With the arrival of summer, many Americans are finding out that after a long winter, their air conditioners are not delivering the relief the hot, sultry days of June require.
While it is common for air conditioner systems to need minor repairs or maintenance work at the beginning of the season if they are to work optimally through the summer, some homeowners may find that common fixes like checking that the thermostat is working, changing the air filters, and topping up the refrigerant aren’t making a difference.
The question of whether to repair or replace a malfunctioning air conditioner can be challenging. On one hand, no one wants to spend more money than they need to on new appliances. On the other, spending money to repair an aging unit every year can become just as costly. So how can you tell whether your air conditioner should be repaired or replaced altogether?
The 5,000 Rule
Fortunately, experts have an easy rule that can be applied to the question of whether or not you should get a new air conditioner: if the price of repair multiplied by the age of the unit exceeds $5,000, it might be time for a new air conditioner.
While there may be situations in which the 5,000 rule doesn’t apply (and it’s always a good idea to shop around different air conditioner repair shops to find out whether the quotes you’re getting are inflated), it is a good rule of thumb that can help you from pouring too much money into a unit that will just need to be replaced next summer.
Getting the Most Out of a New Air Conditioner
If you’ve concluded that it makes sense for you to replace your air conditioner you may be tempted to simply opt for the cheapest replacement unit. This impulse should be ignored. Of course, you can find a cheap portable air conditioner under $200 that fits the bill. Major improvements in air conditioning technology have been made in recent years, and if you’re paying to have a new system installed, you should invest in one that will provide excellent long-term service.
In particular, you should consider investing in an air conditioner that meets the latest efficiency standards. Cooling a house uses quite a bit of energy, and choosing an air conditioner that will keep your home comfortable without driving up your heating bills.
Websites like Energy Star offer an excellent overview of new models and their relative energy efficiency, but it’s also a good idea to ask your local HVAC experts to advise you about which models they would recommend for your home.
As with any other home appliance, it’s important to be realistic about the state of your air conditioner.
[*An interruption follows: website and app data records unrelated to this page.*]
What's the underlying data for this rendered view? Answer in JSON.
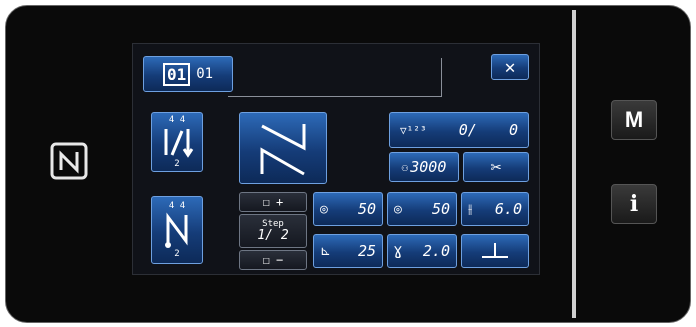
{
  "screen": {
    "pattern_button": {
      "label_a": "01",
      "label_b": "01"
    },
    "close_button": {
      "label": "✕"
    },
    "counter": {
      "value": "0/",
      "value2": "0"
    },
    "speed": {
      "value": "3000"
    },
    "step": {
      "label": "Step",
      "value": "1/ 2",
      "plus_label": "+",
      "minus_label": "−"
    },
    "left_tension": {
      "value": "50"
    },
    "right_tension": {
      "value": "50"
    },
    "stitch_length": {
      "value": "6.0"
    },
    "presser_foot": {
      "value": "25"
    },
    "wiper": {
      "value": "2.0"
    },
    "sub_number_4_4": "4  4",
    "sub_number_2": "2"
  },
  "side_panel": {
    "menu_label": "M",
    "info_label": "i"
  }
}
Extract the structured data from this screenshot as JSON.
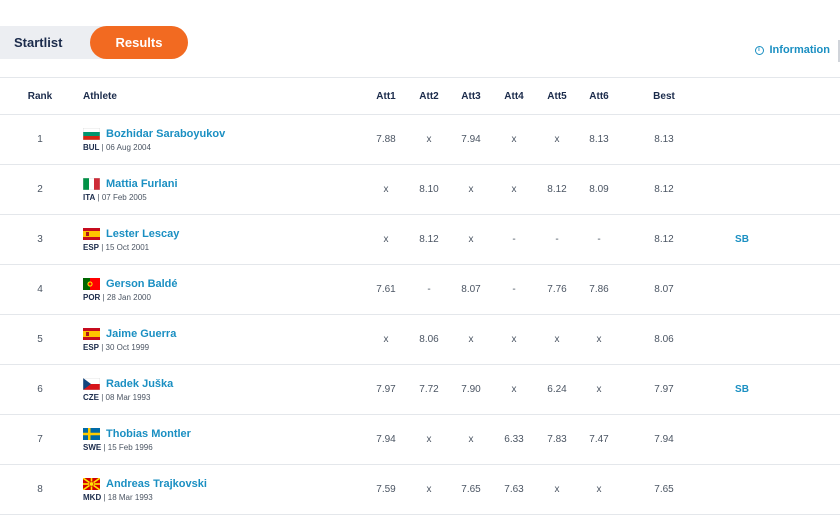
{
  "tabs": [
    {
      "label": "Startlist",
      "active": false
    },
    {
      "label": "Results",
      "active": true
    }
  ],
  "info_link": {
    "label": "Information",
    "icon": "info-icon"
  },
  "accent_color": "#f26a21",
  "link_color": "#1a8fc2",
  "columns": {
    "rank": "Rank",
    "athlete": "Athlete",
    "att1": "Att1",
    "att2": "Att2",
    "att3": "Att3",
    "att4": "Att4",
    "att5": "Att5",
    "att6": "Att6",
    "best": "Best"
  },
  "rows": [
    {
      "rank": "1",
      "name": "Bozhidar Saraboyukov",
      "country": "BUL",
      "dob": "06 Aug 2004",
      "flag": "bulgaria-flag",
      "att": [
        "7.88",
        "x",
        "7.94",
        "x",
        "x",
        "8.13"
      ],
      "best": "8.13",
      "note": ""
    },
    {
      "rank": "2",
      "name": "Mattia Furlani",
      "country": "ITA",
      "dob": "07 Feb 2005",
      "flag": "italy-flag",
      "att": [
        "x",
        "8.10",
        "x",
        "x",
        "8.12",
        "8.09"
      ],
      "best": "8.12",
      "note": ""
    },
    {
      "rank": "3",
      "name": "Lester Lescay",
      "country": "ESP",
      "dob": "15 Oct 2001",
      "flag": "spain-flag",
      "att": [
        "x",
        "8.12",
        "x",
        "-",
        "-",
        "-"
      ],
      "best": "8.12",
      "note": "SB"
    },
    {
      "rank": "4",
      "name": "Gerson Baldé",
      "country": "POR",
      "dob": "28 Jan 2000",
      "flag": "portugal-flag",
      "att": [
        "7.61",
        "-",
        "8.07",
        "-",
        "7.76",
        "7.86"
      ],
      "best": "8.07",
      "note": ""
    },
    {
      "rank": "5",
      "name": "Jaime Guerra",
      "country": "ESP",
      "dob": "30 Oct 1999",
      "flag": "spain-flag",
      "att": [
        "x",
        "8.06",
        "x",
        "x",
        "x",
        "x"
      ],
      "best": "8.06",
      "note": ""
    },
    {
      "rank": "6",
      "name": "Radek Juška",
      "country": "CZE",
      "dob": "08 Mar 1993",
      "flag": "czech-flag",
      "att": [
        "7.97",
        "7.72",
        "7.90",
        "x",
        "6.24",
        "x"
      ],
      "best": "7.97",
      "note": "SB"
    },
    {
      "rank": "7",
      "name": "Thobias Montler",
      "country": "SWE",
      "dob": "15 Feb 1996",
      "flag": "sweden-flag",
      "att": [
        "7.94",
        "x",
        "x",
        "6.33",
        "7.83",
        "7.47"
      ],
      "best": "7.94",
      "note": ""
    },
    {
      "rank": "8",
      "name": "Andreas Trajkovski",
      "country": "MKD",
      "dob": "18 Mar 1993",
      "flag": "macedonia-flag",
      "att": [
        "7.59",
        "x",
        "7.65",
        "7.63",
        "x",
        "x"
      ],
      "best": "7.65",
      "note": ""
    }
  ]
}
Nothing ruins your summer faster than an AC unit that can’t keep your home at a decent temperature, so if you find that your air conditioner is consistently underperforming and you’re looking at a substantial repair bill, remember the 5,000 rule and calculate whether or not it isn’t time to replace the system entirely.